This surgery does leave noticeable, permanent scars. They often remain lumpy and red for several months, then gradually become less obvious. Eventually they can fade to thin white lines. Poor healing and wider scars are more common in smokers. The procedure can also leave you with lopsided nipples, or a permanent loss of feeling in your nipples or breasts.
It is very important that you follow the advice of your surgeon carefully after your operation.
Post-surgery advice may include:
Most people can have a breast reduction as long as they are in good health generally and are realistic about what the operation can do for them.
If you are prone to keloid (red, angry, raised) scars, or have a history of problems with wound healing your surgeon may not recommend this procedure or may caution you that scars could be raised and very visible.
Only fully trained and qualified surgeons should perform a female breast reduction operation.
For more information about practitioner training, qualifications and relevant medical organisations please view the information contained within the Legislation section of the Consulting Room.
If it is decided that your breast reduction is medically necessary, then you can have your surgery on the NHS, or your private healthcare insurance may pay for it.
You will need to see your G.P. for the first referral to a breast surgeon in the National Health Service, or check your policy details if you have a private health plan.
The NHS has set out the following guidelines on how to get cosmetic surgery through the NHS:
"To qualify for surgery on the NHS you must meet specific criteria as set out by your local health authority. The NHS will not pay for surgery for cosmetic reasons alone. Reconstructive and cosmetic surgery to correct, or improve, congenital abnormalities and injuries will usually be carried out free of charge.
NHS reconstructive surgery is performed by plastic surgeons who have had extensive training and belong to the British Association of Plastic Reconstructive and Aesthetic Surgeons. Surgeons who carry out cosmetic surgery through the NHS also belong to the British Association of Aesthetic Plastic Surgeons.
To receive cosmetic surgery from the NHS, you will normally need a referral from your GP. You will have a consultation with a plastic surgeon and an assessment by a psychiatrist, or psychologist. It will then be decided whether there is enough social, psychological, or physical benefit to be gained to justify surgery."
Prices for a private mammaplasty or female breast reduction procedure can be in the £3,500 - £5,500 range.
Breast reduction or mammaplasty can result in one of the quickest and most dramatic changes in your physical shape that cosmetic surgery can offer. It will rid you of the physical discomfort of large breasts, your body will look better proportioned, clothes will fit you better, and you will probably feel less self conscious.
Remember, however, that you may need to be patient as swelling and scarring after this operation can take many months to settle down.
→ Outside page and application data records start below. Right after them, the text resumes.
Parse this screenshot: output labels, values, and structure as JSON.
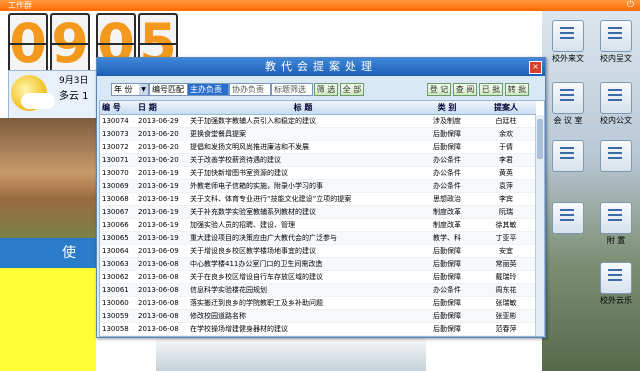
{
  "topbar": {
    "title": "工作群",
    "power_icon": "power-icon"
  },
  "clock": {
    "digits": [
      "0",
      "9",
      "0",
      "5"
    ]
  },
  "weather": {
    "date": "9月3日",
    "condition": "多云 1"
  },
  "left_banner": "使 术",
  "desktop_icons": [
    {
      "label": "校外来文",
      "icon": "document-icon"
    },
    {
      "label": "校内呈文",
      "icon": "document-icon"
    },
    {
      "label": "会 议 室",
      "icon": "meeting-icon"
    },
    {
      "label": "校内公文",
      "icon": "document-icon"
    },
    {
      "label": "",
      "icon": "apps-icon"
    },
    {
      "label": "",
      "icon": "calendar-icon"
    },
    {
      "label": "",
      "icon": "person-icon"
    },
    {
      "label": "附 置",
      "icon": "attachment-icon"
    },
    {
      "label": "校外云乐",
      "icon": "cloud-icon"
    }
  ],
  "dialog": {
    "title": "教代会提案处理",
    "close": "×",
    "filters": {
      "year": "年 份",
      "number_match": "编号匹配",
      "main_handler_placeholder": "主办负责",
      "co_handler_placeholder": "协办负责",
      "title_filter_placeholder": "标题筛选",
      "search_btn": "筛 选",
      "all_btn": "全 部",
      "register_btn": "登 记",
      "view_btn": "查 阅",
      "done_btn": "已 批",
      "delete_btn": "转 批"
    },
    "columns": [
      "编 号",
      "日 期",
      "标 题",
      "类 别",
      "提案人"
    ],
    "rows": [
      [
        "130074",
        "2013-06-29",
        "关于加强数字教辅人员引入和稳定的建议",
        "涉及制度",
        "白廷柱"
      ],
      [
        "130073",
        "2013-06-20",
        "更换食堂餐具提案",
        "后勤保障",
        "余欢"
      ],
      [
        "130072",
        "2013-06-20",
        "提倡和发扬文明风尚推进廉洁和不发展",
        "后勤保障",
        "于倩"
      ],
      [
        "130071",
        "2013-06-20",
        "关于改善学校薪资待遇的建议",
        "办公条件",
        "李君"
      ],
      [
        "130070",
        "2013-06-19",
        "关于加快新增图书室资源的建议",
        "办公条件",
        "黄英"
      ],
      [
        "130069",
        "2013-06-19",
        "外教老师电子信箱的实施，附录小学习的事",
        "办公条件",
        "袁萍"
      ],
      [
        "130068",
        "2013-06-19",
        "关于文科、体育专业进行“技能文化建设”立项的提案",
        "思想政治",
        "李宾"
      ],
      [
        "130067",
        "2013-06-19",
        "关于补充数学实验室教辅系列教材的建议",
        "制度改革",
        "阮瑞"
      ],
      [
        "130066",
        "2013-06-19",
        "加强实验人员的招聘、建设、管理",
        "制度改革",
        "徐其敏"
      ],
      [
        "130065",
        "2013-06-19",
        "重大建设项目的决策应由广大教代会的广泛参与",
        "教学、科",
        "丁亚平"
      ],
      [
        "130064",
        "2013-06-09",
        "关于增设良乡校区教学楼场地事宜的建议",
        "后勤保障",
        "安宜"
      ],
      [
        "130063",
        "2013-06-08",
        "中心教学楼411办公室门口的卫生间需改造",
        "后勤保障",
        "常丽英"
      ],
      [
        "130062",
        "2013-06-08",
        "关于在良乡校区增设自行车存放区域的建议",
        "后勤保障",
        "戴瑞玲"
      ],
      [
        "130061",
        "2013-06-08",
        "信息科学实验楼花园规划",
        "办公条件",
        "周东花"
      ],
      [
        "130060",
        "2013-06-08",
        "落实搬迁到良乡的学院教职工及乡补助问题",
        "后勤保障",
        "张瑞敏"
      ],
      [
        "130059",
        "2013-06-08",
        "修改校园道路名称",
        "后勤保障",
        "张亚彬"
      ],
      [
        "130058",
        "2013-06-08",
        "在学校操场增建健身器材的建议",
        "后勤保障",
        "范春萍"
      ]
    ]
  },
  "colors": {
    "topbar": "#ff7a10",
    "dialog_title": "#2a6fc8",
    "clock_digit": "#f39a1e"
  }
}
Be patient – it will be worth it!
Please note that results of cosmetic surgery vary enormously, depending upon both the patient and the skill of the individual surgeon, so outcomes for procedures will always be more variable than those for less invasive non-surgical treatments.
(All before and after photographs featured are real patients treated by highly experienced surgeons, your results may differ).
Natural breasts before reduction surgery and 3 months after breast reduction surgery.
Photographs courtesy of Consultant Plastic Surgeon, Mr Christopher Inglefield, BSc, MBBS, FRCS (Plast) at London Bridge Plastic Surgery.
Young female, breast reduction operation using a micro-liposuction technique (Before - Left, After - Right). 8 week follow-up on photos.
Photographs courtesy of The Private Clinic.